> [REQUIREMENT]
Only the text of the records belongs in the answer, copied exactly, with every picture omitted.

> [SUPPLIED MATERIAL]

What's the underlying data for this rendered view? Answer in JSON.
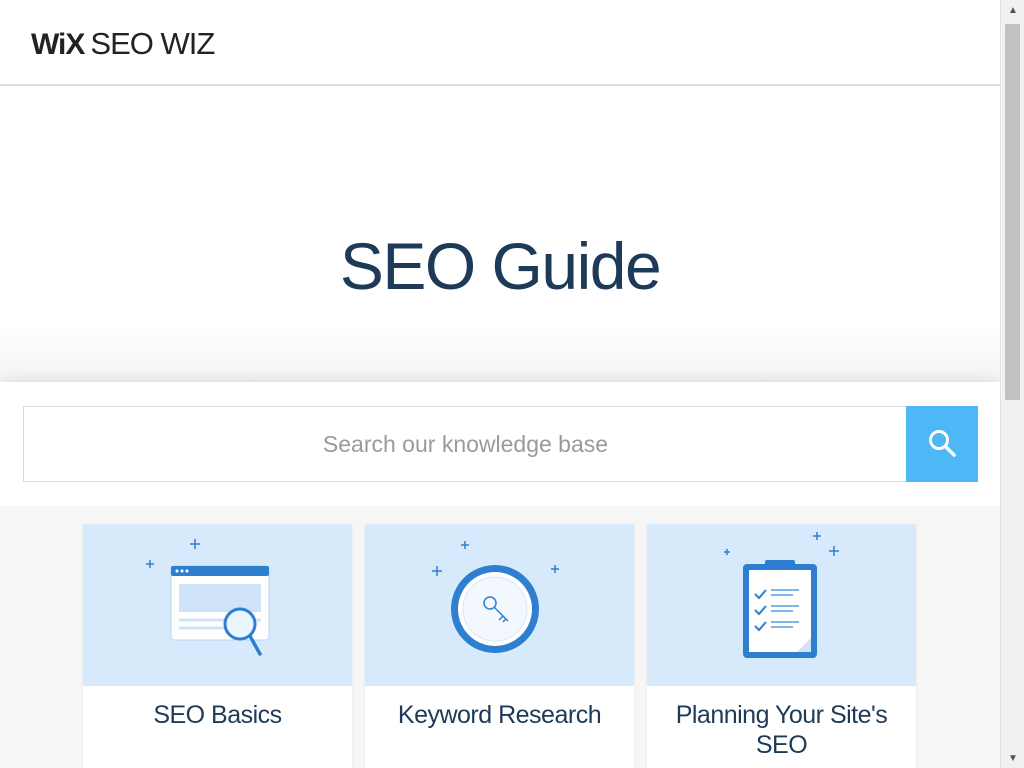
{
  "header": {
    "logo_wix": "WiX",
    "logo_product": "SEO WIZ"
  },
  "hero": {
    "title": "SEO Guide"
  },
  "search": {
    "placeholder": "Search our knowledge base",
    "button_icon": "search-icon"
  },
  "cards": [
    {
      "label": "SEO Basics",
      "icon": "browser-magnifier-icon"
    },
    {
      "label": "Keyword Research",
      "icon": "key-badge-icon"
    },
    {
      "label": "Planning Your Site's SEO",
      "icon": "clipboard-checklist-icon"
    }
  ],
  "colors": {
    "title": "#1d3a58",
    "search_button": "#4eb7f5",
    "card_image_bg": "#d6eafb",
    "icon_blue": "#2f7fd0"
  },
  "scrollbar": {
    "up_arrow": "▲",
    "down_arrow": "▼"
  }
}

> [EXERCISE ANSWER]
What's the underlying data for this rendered view? Answer in JSON.
{
  "header": {
    "logo_wix": "WiX",
    "logo_product": "SEO WIZ"
  },
  "hero": {
    "title": "SEO Guide"
  },
  "search": {
    "placeholder": "Search our knowledge base",
    "button_icon": "search-icon"
  },
  "cards": [
    {
      "label": "SEO Basics",
      "icon": "browser-magnifier-icon"
    },
    {
      "label": "Keyword Research",
      "icon": "key-badge-icon"
    },
    {
      "label": "Planning Your Site's SEO",
      "icon": "clipboard-checklist-icon"
    }
  ],
  "colors": {
    "title": "#1d3a58",
    "search_button": "#4eb7f5",
    "card_image_bg": "#d6eafb",
    "icon_blue": "#2f7fd0"
  },
  "scrollbar": {
    "up_arrow": "▲",
    "down_arrow": "▼"
  }
}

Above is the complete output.